At age 26 now, having not sniffed Triple-A just yet, Dany Jimenez is a bit old given where he stands on the ladder, and his 2019 performance was apparently not good enough for the Blue Jays to keep, which is surprising. While he was pretty good previously, he really broke out in 2019, pushing his SwStk% marks above 20% and strikeout rates above 30% and 40%. With a 60 grade fastball and slider, it makes sense for the Giants to take a chance on him. And hey, given their uncertain closer situation, perhaps Jimenez eventually gets a shot to save games.
Bailey Ober’s strikeout skills actually surged after his promotion to Double-A, but that’s not actually the most intriguing thing about him. Instead, it’s his control, which has been elite throughout his minor league career. Amazingly, his highest ever walk rate at any one stop is just 3.4%. He posted an unbelievable 87:8 K:BB ratio between High-A and Double-A last year. It’s pretty surprising given that both his fastball and curveball are graded at just 45, while his changeup seems like the only above average pitch with a 60 grade. Perhaps the craziest fact when combined with his strikeout ability is that his fastball grades at 45 for a reason — it sits between just 85 and 87 MPH, topping out at a measly 88 MPH! Word is that he’s gotten by via deception, so naturally there’s skepticism as to whether he could replicate anything close to this kind of success if he reaches the Majors. He’ll be fun to folow.

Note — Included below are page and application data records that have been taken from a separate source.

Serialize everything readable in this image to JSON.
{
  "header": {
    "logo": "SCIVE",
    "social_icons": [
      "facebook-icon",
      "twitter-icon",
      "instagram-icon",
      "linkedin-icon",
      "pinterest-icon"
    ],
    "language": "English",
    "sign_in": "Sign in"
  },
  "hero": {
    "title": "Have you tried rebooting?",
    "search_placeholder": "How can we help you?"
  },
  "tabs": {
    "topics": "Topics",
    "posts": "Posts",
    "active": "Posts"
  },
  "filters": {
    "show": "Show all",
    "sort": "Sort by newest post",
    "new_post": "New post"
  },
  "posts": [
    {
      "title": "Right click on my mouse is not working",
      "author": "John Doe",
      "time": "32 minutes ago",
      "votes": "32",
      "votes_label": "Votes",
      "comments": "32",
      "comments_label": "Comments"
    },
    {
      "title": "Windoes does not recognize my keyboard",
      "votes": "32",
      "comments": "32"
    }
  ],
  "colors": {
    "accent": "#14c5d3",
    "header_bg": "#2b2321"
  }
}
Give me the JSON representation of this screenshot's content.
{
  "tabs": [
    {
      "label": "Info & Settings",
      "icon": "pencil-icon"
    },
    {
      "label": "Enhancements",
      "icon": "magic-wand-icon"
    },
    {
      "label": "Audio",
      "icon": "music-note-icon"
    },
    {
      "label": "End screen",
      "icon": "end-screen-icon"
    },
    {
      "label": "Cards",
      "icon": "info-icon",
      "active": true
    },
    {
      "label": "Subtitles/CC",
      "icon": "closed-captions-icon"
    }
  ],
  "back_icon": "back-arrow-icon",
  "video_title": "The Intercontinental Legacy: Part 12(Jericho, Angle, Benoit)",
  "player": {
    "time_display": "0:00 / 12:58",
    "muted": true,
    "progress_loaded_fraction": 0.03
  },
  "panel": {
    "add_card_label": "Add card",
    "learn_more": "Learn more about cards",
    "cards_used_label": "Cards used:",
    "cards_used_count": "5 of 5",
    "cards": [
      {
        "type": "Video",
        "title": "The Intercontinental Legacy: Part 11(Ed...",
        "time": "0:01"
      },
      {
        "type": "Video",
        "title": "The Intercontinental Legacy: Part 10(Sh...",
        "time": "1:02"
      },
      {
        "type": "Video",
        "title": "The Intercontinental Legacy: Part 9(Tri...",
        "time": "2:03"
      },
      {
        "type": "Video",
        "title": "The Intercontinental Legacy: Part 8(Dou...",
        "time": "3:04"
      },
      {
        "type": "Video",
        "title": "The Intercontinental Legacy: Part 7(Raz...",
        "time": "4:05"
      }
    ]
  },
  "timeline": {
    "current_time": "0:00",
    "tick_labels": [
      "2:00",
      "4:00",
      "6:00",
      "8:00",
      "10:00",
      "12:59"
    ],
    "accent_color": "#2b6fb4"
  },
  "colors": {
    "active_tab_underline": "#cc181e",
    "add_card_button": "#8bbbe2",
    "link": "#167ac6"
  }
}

Jackson Rees did see his SwStk% fall from 24.7% to 16.6% upon moving up from Single-A to High-A, but the lesser mark is still quite good. What’s exciting is that he paired it with a near 60% ground ball rate at the higher level, and a near 70% mark at the lower level. Tons of ground balls, strikeouts, and reasonable control? If he wasn’t already nearing 26 years old, I would be excited.
Brandon Williamson was just drafted last year and so we have just 15.1 Low-A innings from him. But those innings were darn good and makes us pay attention, as he struck out 41% of the batters he faced. None of his pitches stand out from a scouting grade perspective, though, so we’ll find out if it was just a small sample fluke or if his stuff actually plays better than it seemingly should.
It’s hard to get excited about a Rockies pitching prospect, but Tommy Doyle is trying his hardest. His SwStk% and strikeout rate has actually risen at each higher level, and he has also posted a ground ball rate over 50% at each of his three stints. Inducing grounders is one way to keep the ball in the park at Coors Field! He’s just a reliever though, but so far with improving skills, he could be in the closer conversation down the line.
Mike Podhorzer is the 2015 Fantasy Sports Writers Association Baseball Writer of the Year. He produces player projections using his own forecasting system and is the author of the eBook Projecting X 2.0: How to Forecast Baseball Player Performance, which teaches you how to project players yourself. His projections helped him win the inaugural 2013 Tout Wars mixed draft league. Follow Mike on Twitter @MikePodhorzer and contact him via email.